Brief →
Count how many lines of the data include the string "iMachining", then say that number and stop.

-.-.-

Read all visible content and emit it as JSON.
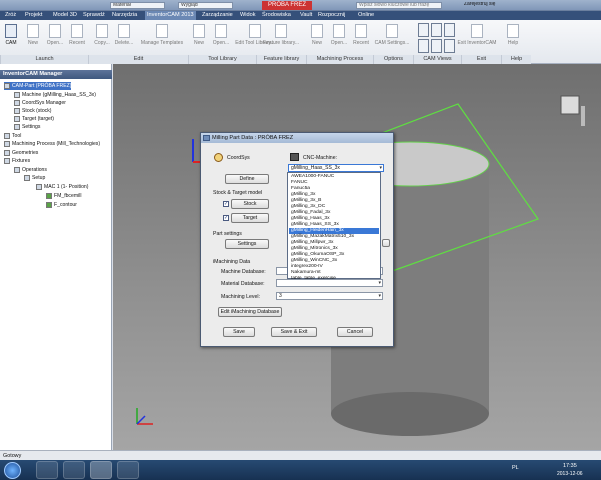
{
  "titlebar": {
    "field1": "Materiał",
    "field2": "Wygląd",
    "app_title": "PRÓBA FREZ",
    "search_placeholder": "Wpisz słowo kluczowe lub frazę",
    "signin": "Zarejestruj się"
  },
  "menus": [
    "Zróż",
    "Projekt",
    "Model 3D",
    "Sprawdź",
    "Narzędzia",
    "InventorCAM 2013",
    "Zarządzanie",
    "Widok",
    "Środowiska",
    "Vault",
    "Rozpocznij",
    "Online"
  ],
  "ribbon": {
    "buttons": [
      "CAM",
      "New",
      "Open...",
      "Recent",
      "Copy...",
      "Delete...",
      "Manage Templates",
      "New",
      "Open...",
      "Edit Tool Library...",
      "Feature library...",
      "New",
      "Open...",
      "Recent",
      "CAM Settings...",
      "Exit InventorCAM",
      "Help"
    ],
    "panels": [
      "Launch",
      "Edit",
      "Tool Library",
      "Feature library",
      "Machining Process",
      "Options",
      "CAM Views",
      "Exit",
      "Help"
    ]
  },
  "tree": {
    "header": "InventorCAM Manager",
    "items": [
      "CAM-Part (PRÓBA FREZ)",
      "Machine (gMilling_Haas_SS_3x)",
      "CoordSys Manager",
      "Stock (stock)",
      "Target (target)",
      "Settings",
      "Tool",
      "Machining Process (Mill_Technologies)",
      "Geometries",
      "Fixtures",
      "Operations",
      "Setup",
      "MAC 1 (1- Position)",
      "FM_fbcemill",
      "F_contour"
    ]
  },
  "dialog": {
    "title": "Milling Part Data : PRÓBA FREZ",
    "coordsys_label": "CoordSys",
    "define_btn": "Define",
    "stock_target_label": "Stock & Target model",
    "stock_btn": "Stock",
    "target_btn": "Target",
    "part_settings_label": "Part settings",
    "settings_btn": "Settings",
    "cnc_label": "CNC-Machine:",
    "cnc_value": "gMilling_Haas_SS_3x",
    "imachining_label": "iMachining Data",
    "machine_db_label": "Machine Database:",
    "material_db_label": "Material Database:",
    "machining_level_label": "Machining Level:",
    "machining_level_value": "3",
    "edit_imachining_btn": "Edit iMachining Database",
    "save_btn": "Save",
    "save_exit_btn": "Save & Exit",
    "cancel_btn": "Cancel",
    "machine_options": [
      "AWEA1000-FANUC",
      "FANUC",
      "Fanuc5a",
      "gMilling_3x",
      "gMilling_3x_B",
      "gMilling_3x_DC",
      "gMilling_Fadal_3x",
      "gMilling_Haas_3x",
      "gMilling_Haas_SS_3x",
      "gMilling_HeidenHain_3x",
      "gMilling_MazakMatrix510_3x",
      "gMilling_Millpwr_3x",
      "gMilling_Mitronics_3x",
      "gMilling_OkumaOSP_3x",
      "gMilling_WinCNC_3x",
      "integrex200-IV",
      "Nakamura-mt",
      "table_table_exercise"
    ],
    "highlighted_index": 9
  },
  "status": {
    "text": "Gotowy"
  },
  "tray": {
    "lang": "PL",
    "time": "17:35",
    "date": "2013-12-06"
  }
}
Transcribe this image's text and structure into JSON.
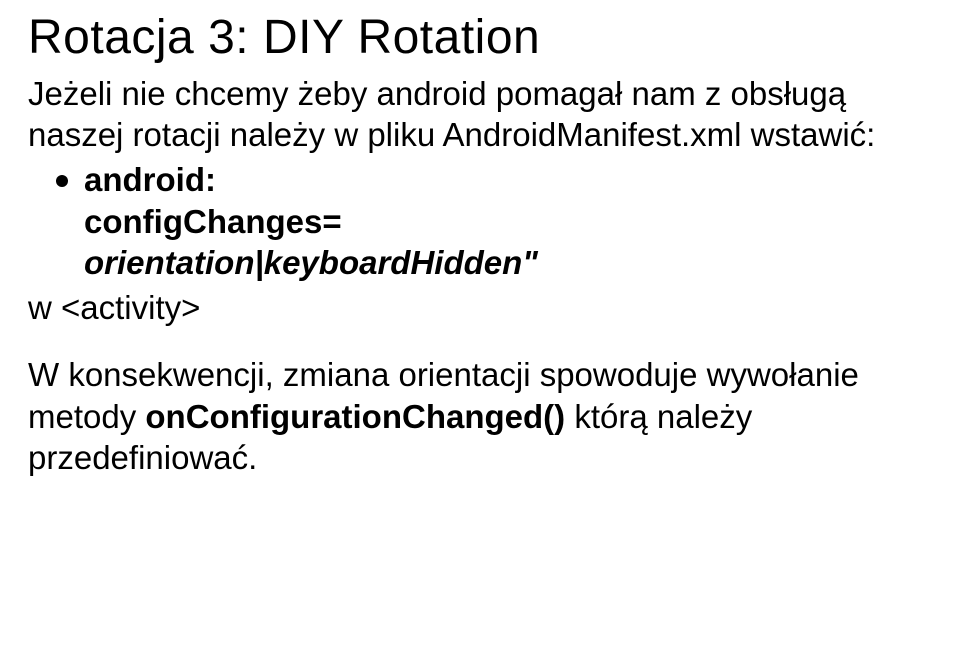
{
  "title": "Rotacja 3: DIY Rotation",
  "intro1": "Jeżeli nie chcemy żeby android pomagał nam z obsługą naszej rotacji należy w pliku ",
  "manifest": "AndroidManifest.xml",
  "intro2": " wstawić:",
  "bullet_line1": "android:",
  "bullet_cfg": "configChanges=",
  "bullet_quote_right": "\"",
  "bullet_val": "orientation|keyboardHidden\"",
  "activity_prefix": "w ",
  "activity_tag": "<activity>",
  "conseq_1": "W konsekwencji, zmiana orientacji spowoduje wywołanie metody ",
  "conseq_method": "onConfigurationChanged()",
  "conseq_2": " którą należy przedefiniować."
}
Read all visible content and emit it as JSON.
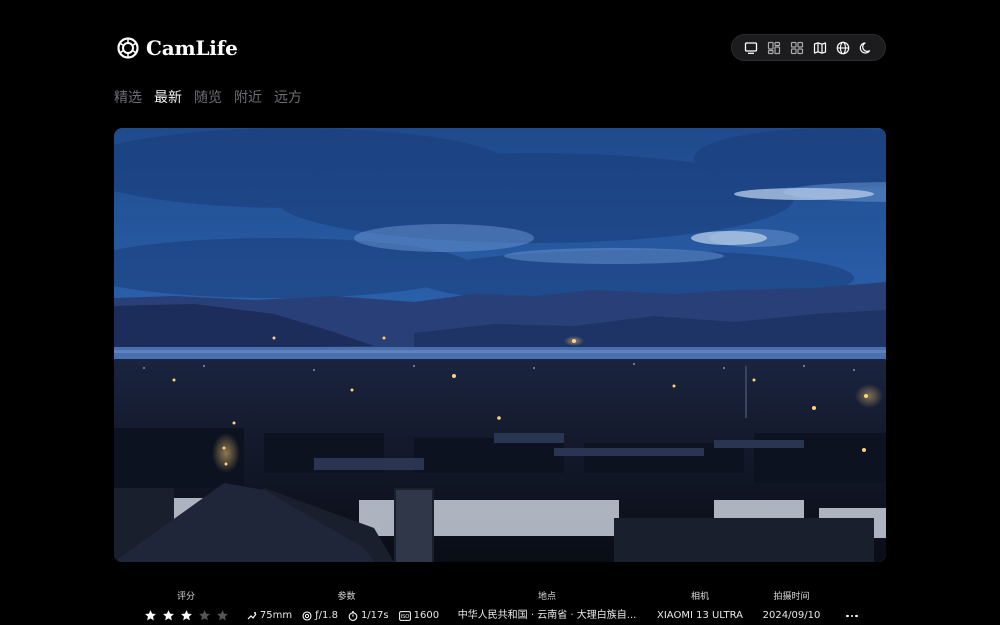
{
  "app": {
    "brand": "CamLife"
  },
  "nav": {
    "tabs": [
      {
        "label": "精选",
        "active": false
      },
      {
        "label": "最新",
        "active": true
      },
      {
        "label": "随览",
        "active": false
      },
      {
        "label": "附近",
        "active": false
      },
      {
        "label": "远方",
        "active": false
      }
    ]
  },
  "toolbar": {
    "icons": [
      "single-view-icon",
      "waterfall-view-icon",
      "grid-view-icon",
      "map-icon",
      "globe-icon",
      "dark-mode-moon-icon"
    ]
  },
  "photo_info": {
    "rating": {
      "label": "评分",
      "value": 3,
      "max": 5
    },
    "params": {
      "label": "参数",
      "focal_length": "75mm",
      "aperture": "ƒ/1.8",
      "shutter": "1/17s",
      "iso": "1600"
    },
    "location": {
      "label": "地点",
      "value": "中华人民共和国 · 云南省 · 大理白族自..."
    },
    "camera": {
      "label": "相机",
      "value": "XIAOMI 13 ULTRA"
    },
    "date": {
      "label": "拍摄时间",
      "value": "2024/09/10"
    }
  },
  "colors": {
    "background": "#000000",
    "toolbar_bg": "#1c1c1e",
    "inactive_tab": "#6e6e73",
    "active_tab": "#f2f2f2",
    "star_filled": "#ffffff",
    "star_empty": "#555555"
  }
}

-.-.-

The completed task →
2